Ways to make a difference with community work abroad
There are loads of options for volunteering overseas, but I reckon working with local communities has to be among the most rewarding. There are just so many ways to help, and you’ll know that what you’re doing will make a real difference to their future. To get a few ideas of the kinds of things you can do (and where), read on.
Work with children
Working with underprivileged children has a real appeal – after all, they’re often the worst affected by adversity, and the least able to protect themselves. While teaching might be the most obvious way to help, it’s not the only route to go down. For example, you can:
• Carry out community work in Jaipur. This may be a beautiful place, but it is blighted with chronic poverty. You can get stuck in at a local community centre and work on a project with a broad focus, aiming to improve everything from health levels to education. As well as playing games with the children, encouraging sports and assisting at mealtimes, you can pitch in with the general maintenance of the centre – something that makes the environment more pleasant for everyone.
These can be a really interesting way of helping out local communities. Some projects are simply designed to give people a chance to do things they wouldn’t normally be able to, while others are about empowering people through sport:
• Surfing with disadvantaged children in South Africa. This falls into the former category, giving kids who can’t afford to surf the chance to do so. Don’t panic if you can’t actually surf yourself; you’ll be taught while you’re there, and then you can teach others.
• Sports development in Swaziland. This definitely comes under the bracket of empowering people through sport. Swaziland is badly affected by HIV/AIDS and many children here have their families shattered by it. As a result, they turn to crime. This kind of project helps steer them back on the right path and inspire them to achieve through all kinds of sports. You’ll help with things like training and organising mini competitions for young people to take part in.
Volunteering with local communities needn’t mean teaching in some form (though that’s certainly a popular choice). If you want to get your hands dirty and get really involved in the local community, building work’s an incredible choice – especially as you know the what you help construct is desperately needed.
• Build homes for Costa Rican families.
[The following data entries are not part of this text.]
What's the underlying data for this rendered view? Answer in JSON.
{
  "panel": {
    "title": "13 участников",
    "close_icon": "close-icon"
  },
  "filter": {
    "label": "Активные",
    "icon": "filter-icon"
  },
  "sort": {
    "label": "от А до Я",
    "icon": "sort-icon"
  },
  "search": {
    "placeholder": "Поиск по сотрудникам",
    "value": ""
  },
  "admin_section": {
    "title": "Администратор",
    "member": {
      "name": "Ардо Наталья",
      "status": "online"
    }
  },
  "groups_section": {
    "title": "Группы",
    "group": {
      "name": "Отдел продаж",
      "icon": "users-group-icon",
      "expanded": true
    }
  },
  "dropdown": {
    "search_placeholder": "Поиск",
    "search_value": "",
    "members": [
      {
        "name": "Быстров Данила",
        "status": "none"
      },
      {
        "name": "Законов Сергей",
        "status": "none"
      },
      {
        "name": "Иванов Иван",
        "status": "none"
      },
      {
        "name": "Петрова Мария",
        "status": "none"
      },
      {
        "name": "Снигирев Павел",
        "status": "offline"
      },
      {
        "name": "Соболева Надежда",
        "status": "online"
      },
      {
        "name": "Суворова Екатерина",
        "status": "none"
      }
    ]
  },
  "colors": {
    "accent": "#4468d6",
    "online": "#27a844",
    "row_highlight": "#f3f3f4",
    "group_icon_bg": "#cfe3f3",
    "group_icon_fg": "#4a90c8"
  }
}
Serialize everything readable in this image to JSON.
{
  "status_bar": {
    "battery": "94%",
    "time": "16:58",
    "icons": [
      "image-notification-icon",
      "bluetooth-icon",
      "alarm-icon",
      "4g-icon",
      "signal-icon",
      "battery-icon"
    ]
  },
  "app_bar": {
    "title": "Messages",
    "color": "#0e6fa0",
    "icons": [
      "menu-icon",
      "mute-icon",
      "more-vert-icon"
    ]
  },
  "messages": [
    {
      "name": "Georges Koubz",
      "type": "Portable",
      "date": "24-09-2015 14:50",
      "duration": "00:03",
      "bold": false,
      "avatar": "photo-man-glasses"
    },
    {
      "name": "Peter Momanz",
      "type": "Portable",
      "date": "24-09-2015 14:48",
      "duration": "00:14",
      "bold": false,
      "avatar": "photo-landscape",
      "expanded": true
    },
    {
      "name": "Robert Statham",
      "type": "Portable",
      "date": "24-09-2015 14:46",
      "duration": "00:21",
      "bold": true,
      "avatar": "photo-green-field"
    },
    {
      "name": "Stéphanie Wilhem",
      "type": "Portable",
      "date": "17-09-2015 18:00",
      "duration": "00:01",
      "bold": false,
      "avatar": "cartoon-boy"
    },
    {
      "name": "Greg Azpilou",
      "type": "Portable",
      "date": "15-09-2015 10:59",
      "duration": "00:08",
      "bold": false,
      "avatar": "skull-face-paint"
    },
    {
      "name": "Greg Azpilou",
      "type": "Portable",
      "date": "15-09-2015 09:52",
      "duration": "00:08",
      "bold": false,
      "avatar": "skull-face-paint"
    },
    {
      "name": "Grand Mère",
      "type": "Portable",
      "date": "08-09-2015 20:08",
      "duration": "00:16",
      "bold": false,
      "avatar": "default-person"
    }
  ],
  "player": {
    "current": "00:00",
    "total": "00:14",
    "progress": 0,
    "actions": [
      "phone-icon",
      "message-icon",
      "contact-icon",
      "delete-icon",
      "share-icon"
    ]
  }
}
Helping to build someone’s home is immensely rewarding, and if you head to Costa Rica, you can work closely with families to give them a new place to live. Lots of the housing here just isn’t good enough in terms of sanitation and weather proofing, so the work you do will seriously help to improve the quality of life of people who need it most. You can work on all kinds of things, such as digging trenches, mixing cement, preparing foundations.
• Renovate schools in Nepal. Homes aren’t the only option for building work. Travel to Nepal and you can assist with vital projects in schools, from helping to improve existing rooms to building new ones and gardening. You’ll be taught any skills you need to know, but bear in mind this is pretty tough physical labour – especially since there aren’t any handy machines like cement mixers to use!
These are just some of the ways you can help local communities while you’re travelling. Have you got any stories of your own time spent volunteering overseas?